◆ Problem to work on ◆
Among the lines below, which ones contain the word "como"? Copy every such line.

◆ Listed entries ◆
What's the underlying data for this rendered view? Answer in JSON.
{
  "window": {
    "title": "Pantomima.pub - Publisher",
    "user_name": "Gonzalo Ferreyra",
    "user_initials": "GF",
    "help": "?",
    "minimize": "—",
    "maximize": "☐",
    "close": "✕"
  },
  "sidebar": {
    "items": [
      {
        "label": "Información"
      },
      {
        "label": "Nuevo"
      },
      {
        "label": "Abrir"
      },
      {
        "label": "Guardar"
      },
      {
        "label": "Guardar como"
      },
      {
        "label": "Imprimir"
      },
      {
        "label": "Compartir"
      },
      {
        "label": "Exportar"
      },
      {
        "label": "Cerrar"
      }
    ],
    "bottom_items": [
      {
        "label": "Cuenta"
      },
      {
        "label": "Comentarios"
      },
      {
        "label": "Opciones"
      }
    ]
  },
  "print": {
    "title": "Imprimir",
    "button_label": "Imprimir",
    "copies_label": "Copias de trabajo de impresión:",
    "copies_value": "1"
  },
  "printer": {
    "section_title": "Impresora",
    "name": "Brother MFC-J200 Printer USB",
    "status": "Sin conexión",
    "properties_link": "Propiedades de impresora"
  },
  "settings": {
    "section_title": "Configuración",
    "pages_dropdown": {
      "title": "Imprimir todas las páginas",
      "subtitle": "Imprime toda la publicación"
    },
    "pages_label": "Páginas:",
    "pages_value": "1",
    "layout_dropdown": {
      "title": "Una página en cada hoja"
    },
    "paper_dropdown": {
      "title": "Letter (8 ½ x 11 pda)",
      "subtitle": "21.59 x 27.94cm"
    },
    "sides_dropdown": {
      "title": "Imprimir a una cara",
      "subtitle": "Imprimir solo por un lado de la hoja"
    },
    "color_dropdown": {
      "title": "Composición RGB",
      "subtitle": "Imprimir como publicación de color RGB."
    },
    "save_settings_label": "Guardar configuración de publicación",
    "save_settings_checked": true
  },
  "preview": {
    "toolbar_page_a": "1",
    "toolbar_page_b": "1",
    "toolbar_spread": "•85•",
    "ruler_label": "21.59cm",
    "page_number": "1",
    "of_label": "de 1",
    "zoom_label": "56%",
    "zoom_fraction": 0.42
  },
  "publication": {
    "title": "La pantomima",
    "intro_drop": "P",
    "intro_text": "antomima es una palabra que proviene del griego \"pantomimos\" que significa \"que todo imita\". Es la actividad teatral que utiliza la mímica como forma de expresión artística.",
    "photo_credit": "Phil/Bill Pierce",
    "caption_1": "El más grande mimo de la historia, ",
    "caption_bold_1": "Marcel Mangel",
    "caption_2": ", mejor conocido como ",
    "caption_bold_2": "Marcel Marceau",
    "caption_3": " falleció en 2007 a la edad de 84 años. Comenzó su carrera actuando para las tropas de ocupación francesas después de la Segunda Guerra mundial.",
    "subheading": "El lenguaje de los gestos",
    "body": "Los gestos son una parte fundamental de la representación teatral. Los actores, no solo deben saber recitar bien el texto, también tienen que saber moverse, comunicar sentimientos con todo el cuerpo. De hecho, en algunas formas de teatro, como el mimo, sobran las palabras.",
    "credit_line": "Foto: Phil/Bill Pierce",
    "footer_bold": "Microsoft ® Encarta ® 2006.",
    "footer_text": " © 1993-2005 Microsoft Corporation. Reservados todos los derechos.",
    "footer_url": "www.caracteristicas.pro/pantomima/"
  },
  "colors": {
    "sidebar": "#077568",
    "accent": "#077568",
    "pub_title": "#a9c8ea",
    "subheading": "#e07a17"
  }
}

◆ Your response ◆
        "label": "Guardar como"
      "subtitle": "Imprimir como publicación de color RGB."
    "intro_text": "antomima es una palabra que proviene del griego \"pantomimos\" que significa \"que todo imita\". Es la actividad teatral que utiliza la mímica como forma de expresión artística.",
    "caption_2": ", mejor conocido como ",
    "body": "Los gestos son una parte fundamental de la representación teatral. Los actores, no solo deben saber recitar bien el texto, también tienen que saber moverse, comunicar sentimientos con todo el cuerpo. De hecho, en algunas formas de teatro, como el mimo, sobran las palabras.",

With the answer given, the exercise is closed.